BEGIN Material provided

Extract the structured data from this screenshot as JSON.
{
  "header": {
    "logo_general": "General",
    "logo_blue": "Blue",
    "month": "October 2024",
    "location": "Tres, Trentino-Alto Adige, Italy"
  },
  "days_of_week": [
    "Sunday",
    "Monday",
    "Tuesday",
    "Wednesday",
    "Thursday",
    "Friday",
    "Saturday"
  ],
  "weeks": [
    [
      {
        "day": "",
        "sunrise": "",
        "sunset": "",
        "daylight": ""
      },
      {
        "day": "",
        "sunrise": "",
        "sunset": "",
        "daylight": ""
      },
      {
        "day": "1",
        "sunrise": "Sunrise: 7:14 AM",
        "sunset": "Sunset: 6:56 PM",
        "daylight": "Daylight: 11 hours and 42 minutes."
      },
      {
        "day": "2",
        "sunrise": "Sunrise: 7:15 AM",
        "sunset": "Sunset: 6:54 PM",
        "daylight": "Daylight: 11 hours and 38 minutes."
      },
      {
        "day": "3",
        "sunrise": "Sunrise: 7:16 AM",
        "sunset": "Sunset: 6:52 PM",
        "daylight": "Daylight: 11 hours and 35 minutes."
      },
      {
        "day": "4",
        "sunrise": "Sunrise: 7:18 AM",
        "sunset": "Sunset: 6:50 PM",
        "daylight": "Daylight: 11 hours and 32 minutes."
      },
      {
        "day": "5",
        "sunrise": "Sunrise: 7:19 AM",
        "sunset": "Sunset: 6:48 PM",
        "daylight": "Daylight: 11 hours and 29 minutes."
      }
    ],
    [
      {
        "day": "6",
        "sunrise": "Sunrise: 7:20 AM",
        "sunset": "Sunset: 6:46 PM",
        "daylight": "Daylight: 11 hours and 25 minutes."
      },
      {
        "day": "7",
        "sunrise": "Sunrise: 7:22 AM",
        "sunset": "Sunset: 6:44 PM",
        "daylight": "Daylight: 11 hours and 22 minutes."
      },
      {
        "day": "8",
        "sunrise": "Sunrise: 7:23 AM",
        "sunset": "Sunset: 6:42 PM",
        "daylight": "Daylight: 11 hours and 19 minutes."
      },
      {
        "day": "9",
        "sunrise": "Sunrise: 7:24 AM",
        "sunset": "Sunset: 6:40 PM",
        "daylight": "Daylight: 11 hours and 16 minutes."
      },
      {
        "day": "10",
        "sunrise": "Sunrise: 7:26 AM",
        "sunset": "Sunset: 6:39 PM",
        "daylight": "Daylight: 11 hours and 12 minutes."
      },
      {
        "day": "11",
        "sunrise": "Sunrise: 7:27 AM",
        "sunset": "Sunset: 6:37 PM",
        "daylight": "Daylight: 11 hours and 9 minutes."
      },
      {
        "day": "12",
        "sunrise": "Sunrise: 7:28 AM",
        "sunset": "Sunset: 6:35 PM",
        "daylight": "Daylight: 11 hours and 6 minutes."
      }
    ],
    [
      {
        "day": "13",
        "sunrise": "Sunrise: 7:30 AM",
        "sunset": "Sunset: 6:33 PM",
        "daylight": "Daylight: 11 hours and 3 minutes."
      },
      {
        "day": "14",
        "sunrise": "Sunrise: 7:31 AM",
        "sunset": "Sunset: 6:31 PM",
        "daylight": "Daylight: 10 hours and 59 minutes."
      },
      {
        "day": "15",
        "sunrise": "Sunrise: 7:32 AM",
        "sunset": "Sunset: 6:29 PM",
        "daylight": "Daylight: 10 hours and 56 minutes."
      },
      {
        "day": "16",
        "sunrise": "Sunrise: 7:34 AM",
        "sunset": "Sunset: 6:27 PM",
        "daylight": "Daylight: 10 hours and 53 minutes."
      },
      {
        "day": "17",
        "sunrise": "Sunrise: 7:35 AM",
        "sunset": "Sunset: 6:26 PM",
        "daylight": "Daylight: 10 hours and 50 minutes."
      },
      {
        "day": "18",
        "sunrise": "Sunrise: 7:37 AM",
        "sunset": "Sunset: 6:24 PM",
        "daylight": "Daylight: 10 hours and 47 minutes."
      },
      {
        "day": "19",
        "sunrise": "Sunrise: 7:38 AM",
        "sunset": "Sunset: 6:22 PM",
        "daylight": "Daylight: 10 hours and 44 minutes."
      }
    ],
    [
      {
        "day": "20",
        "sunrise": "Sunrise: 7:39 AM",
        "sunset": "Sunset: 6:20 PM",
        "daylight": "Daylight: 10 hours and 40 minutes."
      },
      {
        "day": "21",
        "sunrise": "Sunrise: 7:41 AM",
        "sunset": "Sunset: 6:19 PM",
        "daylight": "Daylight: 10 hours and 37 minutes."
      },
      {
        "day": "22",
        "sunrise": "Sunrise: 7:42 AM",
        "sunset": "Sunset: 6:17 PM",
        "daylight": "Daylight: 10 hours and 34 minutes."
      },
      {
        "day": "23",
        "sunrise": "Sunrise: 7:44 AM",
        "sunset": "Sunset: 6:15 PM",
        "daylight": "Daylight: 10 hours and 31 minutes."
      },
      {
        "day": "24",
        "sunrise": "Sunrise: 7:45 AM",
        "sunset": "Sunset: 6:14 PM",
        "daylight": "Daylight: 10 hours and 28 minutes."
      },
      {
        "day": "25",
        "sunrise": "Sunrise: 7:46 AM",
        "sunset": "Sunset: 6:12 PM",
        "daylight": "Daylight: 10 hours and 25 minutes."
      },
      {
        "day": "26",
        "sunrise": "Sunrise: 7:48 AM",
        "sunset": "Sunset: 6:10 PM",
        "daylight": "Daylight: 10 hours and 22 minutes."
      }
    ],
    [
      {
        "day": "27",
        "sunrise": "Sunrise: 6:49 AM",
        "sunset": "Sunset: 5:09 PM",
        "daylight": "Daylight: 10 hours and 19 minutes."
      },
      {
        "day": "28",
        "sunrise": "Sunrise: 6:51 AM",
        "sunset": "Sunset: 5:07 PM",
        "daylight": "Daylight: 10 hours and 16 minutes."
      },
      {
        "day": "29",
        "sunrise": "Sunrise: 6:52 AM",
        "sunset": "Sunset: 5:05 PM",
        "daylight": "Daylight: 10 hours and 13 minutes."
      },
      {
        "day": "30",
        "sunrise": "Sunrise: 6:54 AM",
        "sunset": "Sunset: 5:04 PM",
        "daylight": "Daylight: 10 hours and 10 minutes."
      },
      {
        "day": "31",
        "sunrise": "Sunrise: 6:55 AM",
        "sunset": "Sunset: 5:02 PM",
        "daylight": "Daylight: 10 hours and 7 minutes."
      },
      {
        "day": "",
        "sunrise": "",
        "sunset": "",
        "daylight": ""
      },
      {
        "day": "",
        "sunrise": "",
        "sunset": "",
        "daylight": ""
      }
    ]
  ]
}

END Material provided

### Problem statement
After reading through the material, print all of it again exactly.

### Response to the task
Extract the structured data from this screenshot as JSON.
{
  "header": {
    "logo_general": "General",
    "logo_blue": "Blue",
    "month": "October 2024",
    "location": "Tres, Trentino-Alto Adige, Italy"
  },
  "days_of_week": [
    "Sunday",
    "Monday",
    "Tuesday",
    "Wednesday",
    "Thursday",
    "Friday",
    "Saturday"
  ],
  "weeks": [
    [
      {
        "day": "",
        "sunrise": "",
        "sunset": "",
        "daylight": ""
      },
      {
        "day": "",
        "sunrise": "",
        "sunset": "",
        "daylight": ""
      },
      {
        "day": "1",
        "sunrise": "Sunrise: 7:14 AM",
        "sunset": "Sunset: 6:56 PM",
        "daylight": "Daylight: 11 hours and 42 minutes."
      },
      {
        "day": "2",
        "sunrise": "Sunrise: 7:15 AM",
        "sunset": "Sunset: 6:54 PM",
        "daylight": "Daylight: 11 hours and 38 minutes."
      },
      {
        "day": "3",
        "sunrise": "Sunrise: 7:16 AM",
        "sunset": "Sunset: 6:52 PM",
        "daylight": "Daylight: 11 hours and 35 minutes."
      },
      {
        "day": "4",
        "sunrise": "Sunrise: 7:18 AM",
        "sunset": "Sunset: 6:50 PM",
        "daylight": "Daylight: 11 hours and 32 minutes."
      },
      {
        "day": "5",
        "sunrise": "Sunrise: 7:19 AM",
        "sunset": "Sunset: 6:48 PM",
        "daylight": "Daylight: 11 hours and 29 minutes."
      }
    ],
    [
      {
        "day": "6",
        "sunrise": "Sunrise: 7:20 AM",
        "sunset": "Sunset: 6:46 PM",
        "daylight": "Daylight: 11 hours and 25 minutes."
      },
      {
        "day": "7",
        "sunrise": "Sunrise: 7:22 AM",
        "sunset": "Sunset: 6:44 PM",
        "daylight": "Daylight: 11 hours and 22 minutes."
      },
      {
        "day": "8",
        "sunrise": "Sunrise: 7:23 AM",
        "sunset": "Sunset: 6:42 PM",
        "daylight": "Daylight: 11 hours and 19 minutes."
      },
      {
        "day": "9",
        "sunrise": "Sunrise: 7:24 AM",
        "sunset": "Sunset: 6:40 PM",
        "daylight": "Daylight: 11 hours and 16 minutes."
      },
      {
        "day": "10",
        "sunrise": "Sunrise: 7:26 AM",
        "sunset": "Sunset: 6:39 PM",
        "daylight": "Daylight: 11 hours and 12 minutes."
      },
      {
        "day": "11",
        "sunrise": "Sunrise: 7:27 AM",
        "sunset": "Sunset: 6:37 PM",
        "daylight": "Daylight: 11 hours and 9 minutes."
      },
      {
        "day": "12",
        "sunrise": "Sunrise: 7:28 AM",
        "sunset": "Sunset: 6:35 PM",
        "daylight": "Daylight: 11 hours and 6 minutes."
      }
    ],
    [
      {
        "day": "13",
        "sunrise": "Sunrise: 7:30 AM",
        "sunset": "Sunset: 6:33 PM",
        "daylight": "Daylight: 11 hours and 3 minutes."
      },
      {
        "day": "14",
        "sunrise": "Sunrise: 7:31 AM",
        "sunset": "Sunset: 6:31 PM",
        "daylight": "Daylight: 10 hours and 59 minutes."
      },
      {
        "day": "15",
        "sunrise": "Sunrise: 7:32 AM",
        "sunset": "Sunset: 6:29 PM",
        "daylight": "Daylight: 10 hours and 56 minutes."
      },
      {
        "day": "16",
        "sunrise": "Sunrise: 7:34 AM",
        "sunset": "Sunset: 6:27 PM",
        "daylight": "Daylight: 10 hours and 53 minutes."
      },
      {
        "day": "17",
        "sunrise": "Sunrise: 7:35 AM",
        "sunset": "Sunset: 6:26 PM",
        "daylight": "Daylight: 10 hours and 50 minutes."
      },
      {
        "day": "18",
        "sunrise": "Sunrise: 7:37 AM",
        "sunset": "Sunset: 6:24 PM",
        "daylight": "Daylight: 10 hours and 47 minutes."
      },
      {
        "day": "19",
        "sunrise": "Sunrise: 7:38 AM",
        "sunset": "Sunset: 6:22 PM",
        "daylight": "Daylight: 10 hours and 44 minutes."
      }
    ],
    [
      {
        "day": "20",
        "sunrise": "Sunrise: 7:39 AM",
        "sunset": "Sunset: 6:20 PM",
        "daylight": "Daylight: 10 hours and 40 minutes."
      },
      {
        "day": "21",
        "sunrise": "Sunrise: 7:41 AM",
        "sunset": "Sunset: 6:19 PM",
        "daylight": "Daylight: 10 hours and 37 minutes."
      },
      {
        "day": "22",
        "sunrise": "Sunrise: 7:42 AM",
        "sunset": "Sunset: 6:17 PM",
        "daylight": "Daylight: 10 hours and 34 minutes."
      },
      {
        "day": "23",
        "sunrise": "Sunrise: 7:44 AM",
        "sunset": "Sunset: 6:15 PM",
        "daylight": "Daylight: 10 hours and 31 minutes."
      },
      {
        "day": "24",
        "sunrise": "Sunrise: 7:45 AM",
        "sunset": "Sunset: 6:14 PM",
        "daylight": "Daylight: 10 hours and 28 minutes."
      },
      {
        "day": "25",
        "sunrise": "Sunrise: 7:46 AM",
        "sunset": "Sunset: 6:12 PM",
        "daylight": "Daylight: 10 hours and 25 minutes."
      },
      {
        "day": "26",
        "sunrise": "Sunrise: 7:48 AM",
        "sunset": "Sunset: 6:10 PM",
        "daylight": "Daylight: 10 hours and 22 minutes."
      }
    ],
    [
      {
        "day": "27",
        "sunrise": "Sunrise: 6:49 AM",
        "sunset": "Sunset: 5:09 PM",
        "daylight": "Daylight: 10 hours and 19 minutes."
      },
      {
        "day": "28",
        "sunrise": "Sunrise: 6:51 AM",
        "sunset": "Sunset: 5:07 PM",
        "daylight": "Daylight: 10 hours and 16 minutes."
      },
      {
        "day": "29",
        "sunrise": "Sunrise: 6:52 AM",
        "sunset": "Sunset: 5:05 PM",
        "daylight": "Daylight: 10 hours and 13 minutes."
      },
      {
        "day": "30",
        "sunrise": "Sunrise: 6:54 AM",
        "sunset": "Sunset: 5:04 PM",
        "daylight": "Daylight: 10 hours and 10 minutes."
      },
      {
        "day": "31",
        "sunrise": "Sunrise: 6:55 AM",
        "sunset": "Sunset: 5:02 PM",
        "daylight": "Daylight: 10 hours and 7 minutes."
      },
      {
        "day": "",
        "sunrise": "",
        "sunset": "",
        "daylight": ""
      },
      {
        "day": "",
        "sunrise": "",
        "sunset": "",
        "daylight": ""
      }
    ]
  ]
}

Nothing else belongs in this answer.